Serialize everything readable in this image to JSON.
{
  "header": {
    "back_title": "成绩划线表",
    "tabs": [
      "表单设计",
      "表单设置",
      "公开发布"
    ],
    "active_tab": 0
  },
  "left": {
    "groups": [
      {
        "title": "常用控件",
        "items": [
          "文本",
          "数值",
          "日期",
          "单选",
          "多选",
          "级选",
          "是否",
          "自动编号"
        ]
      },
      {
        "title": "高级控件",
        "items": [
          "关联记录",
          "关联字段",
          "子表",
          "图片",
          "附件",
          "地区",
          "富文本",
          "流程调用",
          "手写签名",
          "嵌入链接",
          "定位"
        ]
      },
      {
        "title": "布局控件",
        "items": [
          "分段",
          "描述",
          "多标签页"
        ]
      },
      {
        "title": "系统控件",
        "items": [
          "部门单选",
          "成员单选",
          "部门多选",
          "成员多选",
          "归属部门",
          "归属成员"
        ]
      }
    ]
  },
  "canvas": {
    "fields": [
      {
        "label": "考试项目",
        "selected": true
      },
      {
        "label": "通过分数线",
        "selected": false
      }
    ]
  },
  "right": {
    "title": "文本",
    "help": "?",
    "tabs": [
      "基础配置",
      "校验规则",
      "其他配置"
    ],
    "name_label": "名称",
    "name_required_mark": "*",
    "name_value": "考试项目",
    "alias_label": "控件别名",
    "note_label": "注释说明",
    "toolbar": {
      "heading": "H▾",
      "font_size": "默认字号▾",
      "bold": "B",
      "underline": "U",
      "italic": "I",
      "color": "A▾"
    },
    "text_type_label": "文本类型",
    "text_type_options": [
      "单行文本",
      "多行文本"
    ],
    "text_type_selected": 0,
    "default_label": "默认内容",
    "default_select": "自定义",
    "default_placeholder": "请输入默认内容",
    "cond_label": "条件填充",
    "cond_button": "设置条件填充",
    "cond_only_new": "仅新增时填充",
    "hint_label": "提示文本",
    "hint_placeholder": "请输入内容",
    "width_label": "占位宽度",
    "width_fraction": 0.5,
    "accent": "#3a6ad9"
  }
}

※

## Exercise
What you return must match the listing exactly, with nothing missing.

## Response area
Serialize everything readable in this image to JSON.
{
  "header": {
    "back_title": "成绩划线表",
    "tabs": [
      "表单设计",
      "表单设置",
      "公开发布"
    ],
    "active_tab": 0
  },
  "left": {
    "groups": [
      {
        "title": "常用控件",
        "items": [
          "文本",
          "数值",
          "日期",
          "单选",
          "多选",
          "级选",
          "是否",
          "自动编号"
        ]
      },
      {
        "title": "高级控件",
        "items": [
          "关联记录",
          "关联字段",
          "子表",
          "图片",
          "附件",
          "地区",
          "富文本",
          "流程调用",
          "手写签名",
          "嵌入链接",
          "定位"
        ]
      },
      {
        "title": "布局控件",
        "items": [
          "分段",
          "描述",
          "多标签页"
        ]
      },
      {
        "title": "系统控件",
        "items": [
          "部门单选",
          "成员单选",
          "部门多选",
          "成员多选",
          "归属部门",
          "归属成员"
        ]
      }
    ]
  },
  "canvas": {
    "fields": [
      {
        "label": "考试项目",
        "selected": true
      },
      {
        "label": "通过分数线",
        "selected": false
      }
    ]
  },
  "right": {
    "title": "文本",
    "help": "?",
    "tabs": [
      "基础配置",
      "校验规则",
      "其他配置"
    ],
    "name_label": "名称",
    "name_required_mark": "*",
    "name_value": "考试项目",
    "alias_label": "控件别名",
    "note_label": "注释说明",
    "toolbar": {
      "heading": "H▾",
      "font_size": "默认字号▾",
      "bold": "B",
      "underline": "U",
      "italic": "I",
      "color": "A▾"
    },
    "text_type_label": "文本类型",
    "text_type_options": [
      "单行文本",
      "多行文本"
    ],
    "text_type_selected": 0,
    "default_label": "默认内容",
    "default_select": "自定义",
    "default_placeholder": "请输入默认内容",
    "cond_label": "条件填充",
    "cond_button": "设置条件填充",
    "cond_only_new": "仅新增时填充",
    "hint_label": "提示文本",
    "hint_placeholder": "请输入内容",
    "width_label": "占位宽度",
    "width_fraction": 0.5,
    "accent": "#3a6ad9"
  }
}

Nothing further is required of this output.